In Part 1 of a series of interviews with the cast of Avant Bard’s production of A Midsummer Night’s Dream, meet Annalisa Dias.
Joel: Where have local audiences seen you perform recently on the stage?
This is actually the first traditional full production that I’ve worked on as a performer in the DC area. I’ve done a number of single performances of new devised work in the past year, including performing original work at The Kennedy Center’s Millennium Stage with The Women of Welders 2.0 and performing as part of Synetic’s Dark Night Showcase. Last year I worked with banished? productions as a performance devisor for Tyger, which had a short run at the Mead Theatre Lab.
Why did you want to be part of the cast of A Midsummer Night’s Dream at Avant Bard?
I was interested in working with this creative team. Randy and Deb are good friends of mine, but I’d never collaborated with them on a project before, so that opportunity was exciting to me. What’s better than making art with your friends?
Who do you play in the show? How do you relate to them?
Francis Flute and Cobweb. I actually relate quite a lot with both characters. We’ve sort of been joking about calling her “Feminist Flute.” She’s turned into a bit of a fighter who gets cast as the stereotypical woman in the mechanical show at the end of the play, and she’s not happy about it. Cobweb, I think, is also something of Flute’s shadow; she’s a… non-traditional fairy. She may or may not carry a spear.
What’s the show about from the point of view of your characters?
I’ve been thinking a lot about a sense of belonging and personal identity. The questions I think this version of the play brings up revolve around social codes and expectations. Who’s part of the group? What role(s) do we play in social groupings? When do our roles become brittle, and how do we break free from them if necessary?
Director Randy Baker has reimagined the show with shadow puppets and a percussion orchestra. For you as a performer, what’s new and different about it, and what are you enjoying about it?
I love shadow work. I’ve had limited experience with it in the past, but I find that there is something so viscerally human about telling stories made of shadows. Right? I mean, go all the way back to Plato and the Allegory of the Cave. Shadow play speaks to fundamental questions of human existence. What is the world we inhabit? What forces are at work in our lives that influence our perception of who we are? What other realities might there be?
What is your favorite line or lines that your character says, and what is your favorite line that someone else says in the show?
Flute: “What is This be? a wandering knight?”
Quince: “Gentles, perchance you wonder at this show;
But wonder on, till truth make all things plain.”
What are you doing next on the stage?
I’ll be performing a solo-play called Servant of the Wind at the Atlas Intersections Festival on February 26 and 27, 2016. It involves storytelling styles from India and the United States, and is at once a retelling of the Ramayana and an investigation of trauma and healing.

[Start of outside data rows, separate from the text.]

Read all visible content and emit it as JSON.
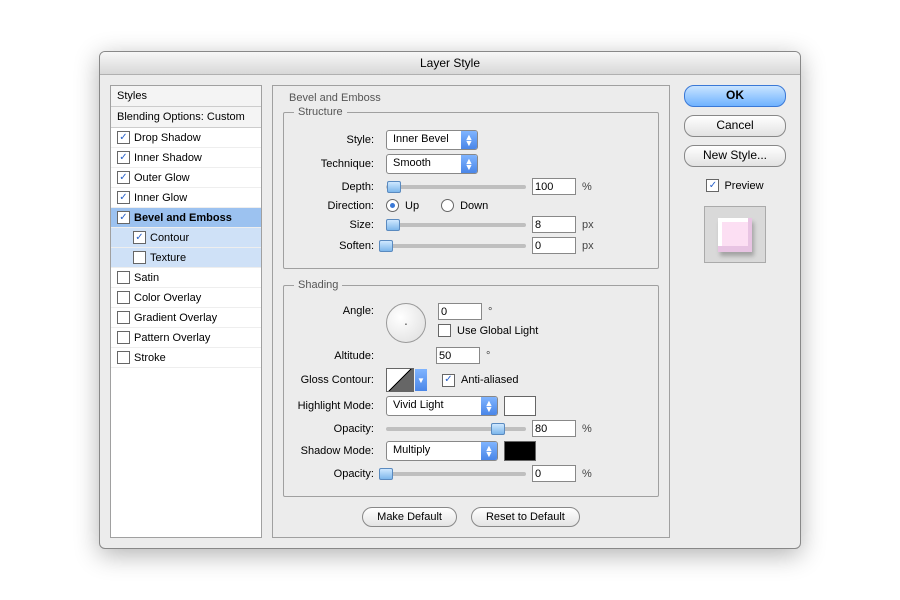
{
  "window": {
    "title": "Layer Style"
  },
  "list": {
    "styles_header": "Styles",
    "blending_header": "Blending Options: Custom",
    "items": [
      {
        "label": "Drop Shadow",
        "checked": true
      },
      {
        "label": "Inner Shadow",
        "checked": true
      },
      {
        "label": "Outer Glow",
        "checked": true
      },
      {
        "label": "Inner Glow",
        "checked": true
      },
      {
        "label": "Bevel and Emboss",
        "checked": true,
        "selected": true
      },
      {
        "label": "Contour",
        "checked": true,
        "child": true
      },
      {
        "label": "Texture",
        "checked": false,
        "child": true
      },
      {
        "label": "Satin",
        "checked": false
      },
      {
        "label": "Color Overlay",
        "checked": false
      },
      {
        "label": "Gradient Overlay",
        "checked": false
      },
      {
        "label": "Pattern Overlay",
        "checked": false
      },
      {
        "label": "Stroke",
        "checked": false
      }
    ]
  },
  "panel": {
    "title": "Bevel and Emboss",
    "structure": {
      "legend": "Structure",
      "style_label": "Style:",
      "style_value": "Inner Bevel",
      "technique_label": "Technique:",
      "technique_value": "Smooth",
      "depth_label": "Depth:",
      "depth_value": "100",
      "depth_unit": "%",
      "direction_label": "Direction:",
      "direction_up": "Up",
      "direction_down": "Down",
      "size_label": "Size:",
      "size_value": "8",
      "size_unit": "px",
      "soften_label": "Soften:",
      "soften_value": "0",
      "soften_unit": "px"
    },
    "shading": {
      "legend": "Shading",
      "angle_label": "Angle:",
      "angle_value": "0",
      "altitude_label": "Altitude:",
      "altitude_value": "50",
      "global_light": "Use Global Light",
      "gloss_label": "Gloss Contour:",
      "anti_aliased": "Anti-aliased",
      "highlight_label": "Highlight Mode:",
      "highlight_value": "Vivid Light",
      "highlight_swatch": "#ffffff",
      "shadow_label": "Shadow Mode:",
      "shadow_value": "Multiply",
      "shadow_swatch": "#000000",
      "opacity_label": "Opacity:",
      "h_opacity": "80",
      "s_opacity": "0"
    },
    "make_default": "Make Default",
    "reset_default": "Reset to Default"
  },
  "right": {
    "ok": "OK",
    "cancel": "Cancel",
    "new_style": "New Style...",
    "preview": "Preview"
  }
}
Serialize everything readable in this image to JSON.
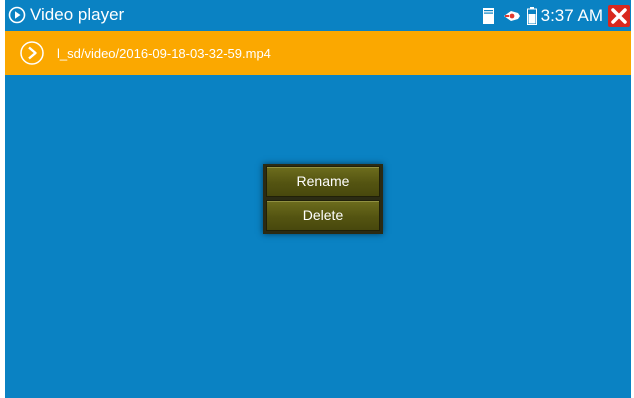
{
  "statusbar": {
    "app_icon": "play-circle-icon",
    "title": "Video player",
    "icons": [
      "sd-card-icon",
      "usb-icon",
      "battery-icon"
    ],
    "time": "3:37 AM",
    "close_icon": "close-icon"
  },
  "pathbar": {
    "icon": "play-circle-icon",
    "path": "l_sd/video/2016-09-18-03-32-59.mp4"
  },
  "dialog": {
    "rename_label": "Rename",
    "delete_label": "Delete"
  },
  "colors": {
    "background": "#0a82c3",
    "pathbar": "#fba800",
    "close": "#d9281e",
    "button": "#5c5c15"
  }
}
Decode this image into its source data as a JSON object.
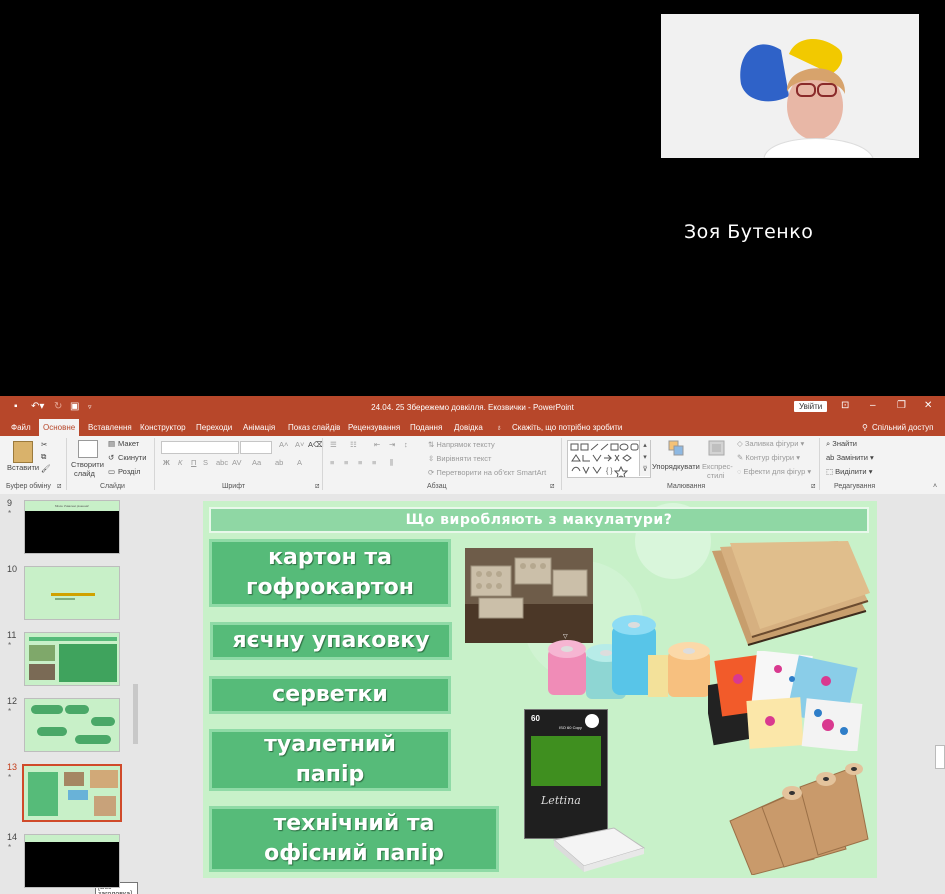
{
  "video": {
    "participant_name": "Зоя Бутенко"
  },
  "window": {
    "title": "24.04. 25 Збережемо довкілля. Екозвички  -  PowerPoint",
    "sign_in": "Увійти",
    "controls": [
      "minimize-icon",
      "maximize-icon",
      "close-icon"
    ]
  },
  "tabs": {
    "items": [
      "Файл",
      "Основне",
      "Вставлення",
      "Конструктор",
      "Переходи",
      "Анімація",
      "Показ слайдів",
      "Рецензування",
      "Подання",
      "Довідка"
    ],
    "active": "Основне",
    "tell_me": "Скажіть, що потрібно зробити",
    "share": "Спільний доступ"
  },
  "ribbon": {
    "clipboard": {
      "paste": "Вставити",
      "label": "Буфер обміну"
    },
    "slides": {
      "new_slide": "Створити",
      "new_slide_2": "слайд",
      "layout": "Макет",
      "reset": "Скинути",
      "section": "Розділ",
      "label": "Слайди"
    },
    "font": {
      "label": "Шрифт",
      "bold": "Ж",
      "italic": "К",
      "underline": "П",
      "strike": "S",
      "abc": "abc",
      "spacing": "AV",
      "case": "Aa"
    },
    "paragraph": {
      "label": "Абзац",
      "text_direction": "Напрямок тексту",
      "align_text": "Вирівняти текст",
      "smartart": "Перетворити на об'єкт SmartArt"
    },
    "drawing": {
      "arrange": "Упорядкувати",
      "quick_styles": "Експрес-",
      "quick_styles_2": "стилі",
      "fill": "Заливка фігури",
      "outline": "Контур фігури",
      "effects": "Ефекти для фігур",
      "label": "Малювання"
    },
    "editing": {
      "find": "Знайти",
      "replace": "Замінити",
      "select": "Виділити",
      "label": "Редагування"
    }
  },
  "thumbnails": [
    {
      "number": "9",
      "star": "*",
      "style": "black",
      "caption": "Misce Ухвалені рішення!"
    },
    {
      "number": "10",
      "star": "",
      "style": "green",
      "caption": ""
    },
    {
      "number": "11",
      "star": "*",
      "style": "green",
      "caption": ""
    },
    {
      "number": "12",
      "star": "*",
      "style": "green",
      "caption": ""
    },
    {
      "number": "13",
      "star": "*",
      "style": "green-selected",
      "caption": ""
    },
    {
      "number": "14",
      "star": "*",
      "style": "black",
      "caption": ""
    }
  ],
  "tooltip": "[Без заголовка]",
  "slide": {
    "title": "Що виробляють з макулатури?",
    "items": [
      {
        "line1": "картон та",
        "line2": "гофрокартон"
      },
      {
        "line1": "яєчну упаковку",
        "line2": ""
      },
      {
        "line1": "серветки",
        "line2": ""
      },
      {
        "line1": "туалетний",
        "line2": "папір"
      },
      {
        "line1": "технічний та",
        "line2": "офісний папір"
      }
    ],
    "paper_pack": {
      "count": "60",
      "brand": "Lettina",
      "iso": "ISO 60 Copy"
    }
  },
  "colors": {
    "ppt_accent": "#b7472a",
    "slide_bg": "#c8f1c9",
    "item_bg": "#56bb79"
  }
}
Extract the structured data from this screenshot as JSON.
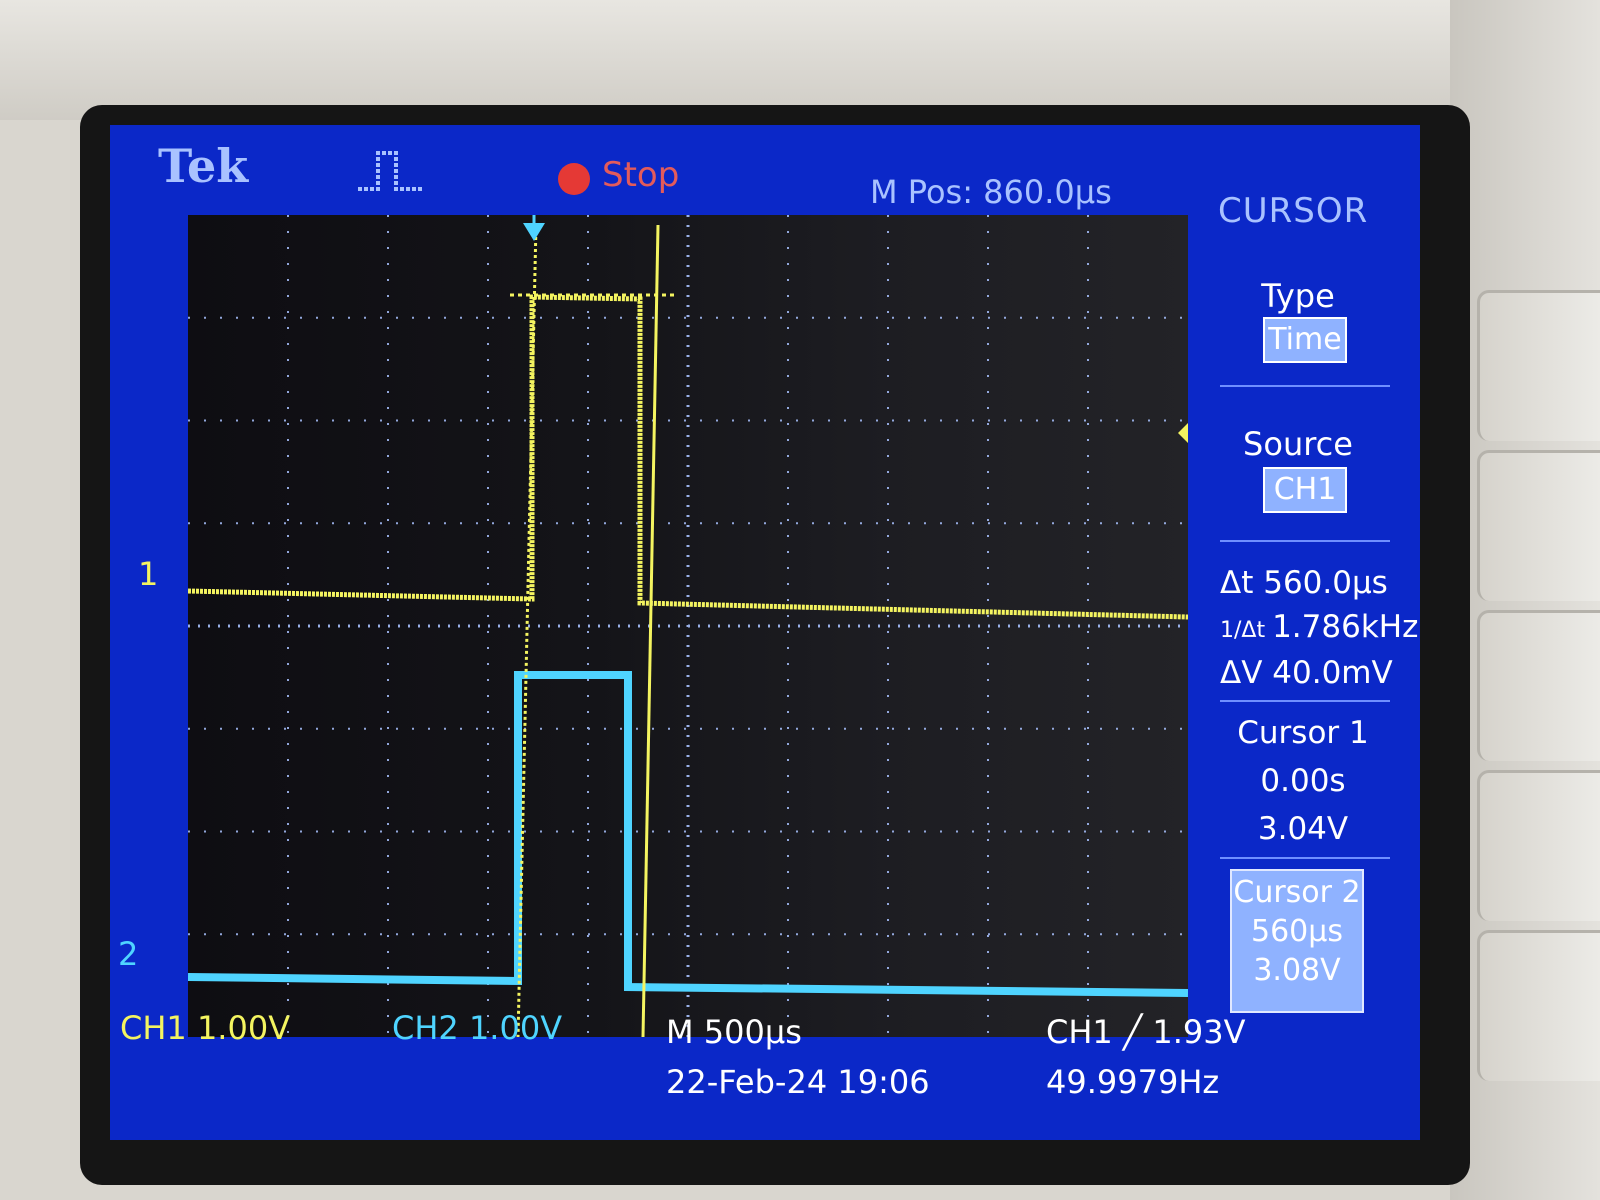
{
  "header": {
    "brand": "Tek",
    "acquisition_state": "Stop",
    "m_pos": "M Pos: 860.0µs"
  },
  "menu": {
    "title": "CURSOR",
    "type_label": "Type",
    "type_value": "Time",
    "source_label": "Source",
    "source_value": "CH1",
    "delta_t": "Δt 560.0µs",
    "inv_delta_t": "1.786kHz",
    "delta_v": "ΔV 40.0mV",
    "cursor1_label": "Cursor 1",
    "cursor1_time": "0.00s",
    "cursor1_volt": "3.04V",
    "cursor2_label": "Cursor 2",
    "cursor2_time": "560µs",
    "cursor2_volt": "3.08V"
  },
  "footer": {
    "ch1_scale": "CH1  1.00V",
    "ch2_scale": "CH2  1.00V",
    "timebase": "M 500µs",
    "datetime": "22-Feb-24 19:06",
    "trigger": "CH1 ╱ 1.93V",
    "frequency": "49.9979Hz"
  },
  "markers": {
    "ch1": "1",
    "ch2": "2"
  },
  "colors": {
    "ch1": "#f4f460",
    "ch2": "#4fd4ff",
    "screen": "#0b28c8"
  }
}
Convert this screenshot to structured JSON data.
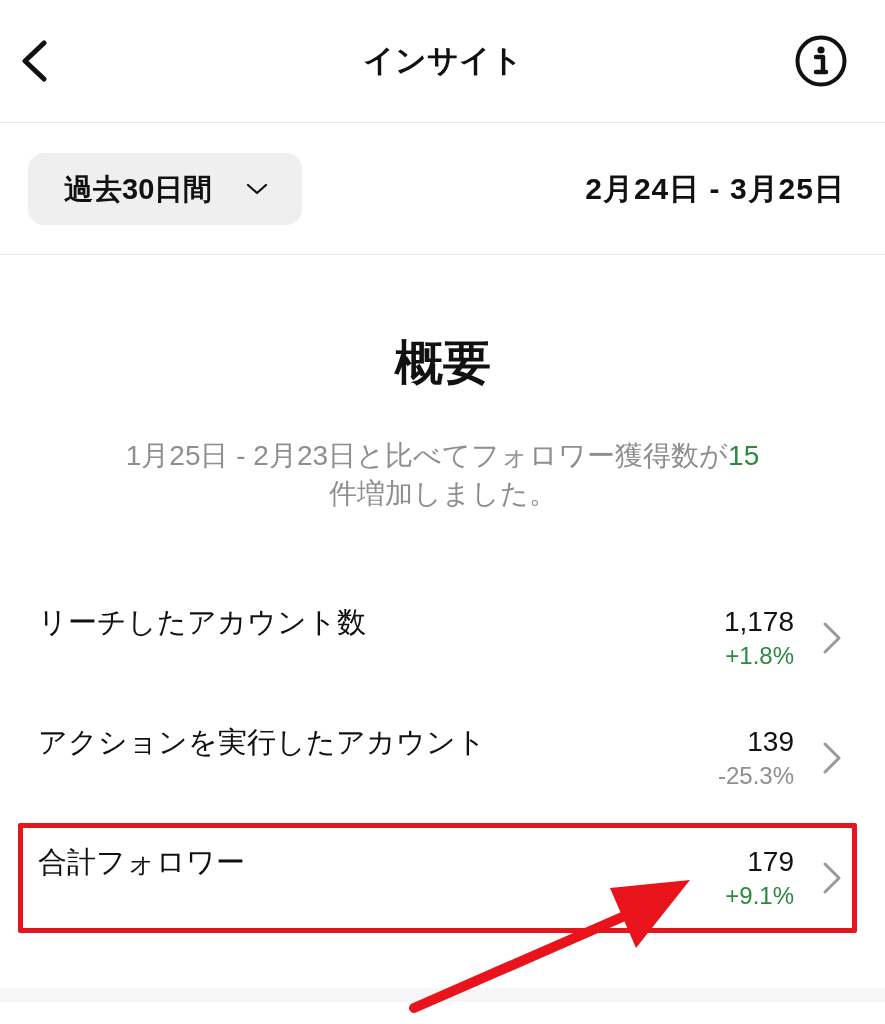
{
  "header": {
    "title": "インサイト"
  },
  "filter": {
    "period": "過去30日間",
    "date_range": "2月24日 - 3月25日"
  },
  "overview": {
    "title": "概要",
    "comparison": {
      "text": "1月25日 - 2月23日と比べてフォロワー獲得数が",
      "count": "15",
      "suffix": "件増加しました。"
    }
  },
  "metrics": [
    {
      "label": "リーチしたアカウント数",
      "value": "1,178",
      "change": "+1.8%",
      "color": "#2b8a3e",
      "highlighted": false
    },
    {
      "label": "アクションを実行したアカウント",
      "value": "139",
      "change": "-25.3%",
      "color": "#8e8e8e",
      "highlighted": false
    },
    {
      "label": "合計フォロワー",
      "value": "179",
      "change": "+9.1%",
      "color": "#2b8a3e",
      "highlighted": true
    }
  ]
}
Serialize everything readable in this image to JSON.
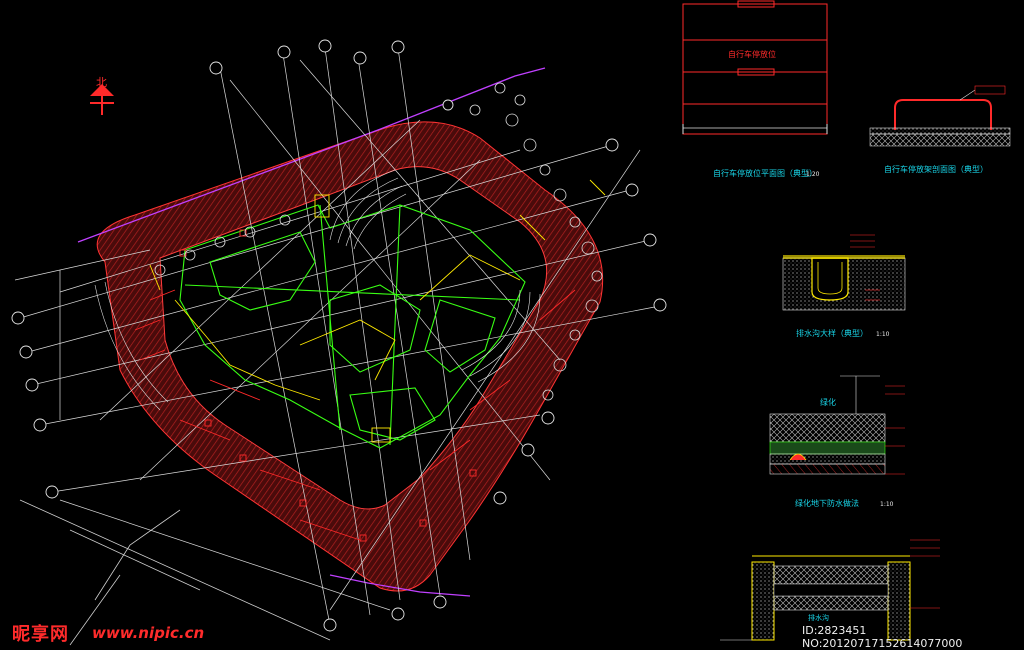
{
  "north_label": "北",
  "detail_a": {
    "title": "自行车停放位平面图（典型）",
    "scale": "1:20",
    "plan_title": "自行车停放位"
  },
  "detail_b": {
    "title": "自行车停放架剖面图（典型）"
  },
  "detail_c": {
    "title": "排水沟大样（典型）",
    "scale": "1:10"
  },
  "detail_d": {
    "label": "绿化",
    "title": "绿化地下防水做法",
    "scale": "1:10"
  },
  "detail_e": {
    "label": "排水沟"
  },
  "watermark": {
    "logo": "昵享网",
    "url": "www.nipic.cn",
    "id": "ID:2823451 NO:20120717152614077000"
  },
  "colors": {
    "background": "#000000",
    "paving_hatch": "#8b1a1a",
    "building_outline": "#39ff14",
    "grid_lines": "#e0e0e0",
    "site_boundary": "#c040ff",
    "annotation": "#ff2a2a",
    "label": "#19d3e6"
  }
}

After that I’m writing, producing, and performing in One Word More, a reimagining of The Tempest, focusing on Sycorax’s untold story and the historical erasure of women’s voices. That will open April 8 at the Mead Theatre Lab at Flashpoint.
What do you want audiences to take with them after seeing A Midsummer Night’s Dream?
I hope audiences might leave with some sense of wonder or awe at the world we live in and its capacity for what you might call magic.
A Midsummer Night’s Dream plays from January 14 to February 7, 2016, at WSC Avant Bard performing at Guston Arts Center, Theatre Two – 2700 South Lang Street, in Arlington, VA. For tickets, call the box office at (703) 418-4808, or purchase them online.
Meet the Cast of Avant Bard’s ‘A Midsummer Night’s Dream’: Part 1: Annalisa Dias.
Meet the Cast of Avant Bard’s ‘A Midsummer Night’s Dream’: Part 2: Jon Jon Johnson.
Meet the Cast of Avant Bard’s ‘A Midsummer Night’s Dream’: Part 3: Zach Brewster-Geisz.
Meet the Cast of Avant Bard’s ‘A Midsummer Night’s Dream’ Part 4: Linda Bard.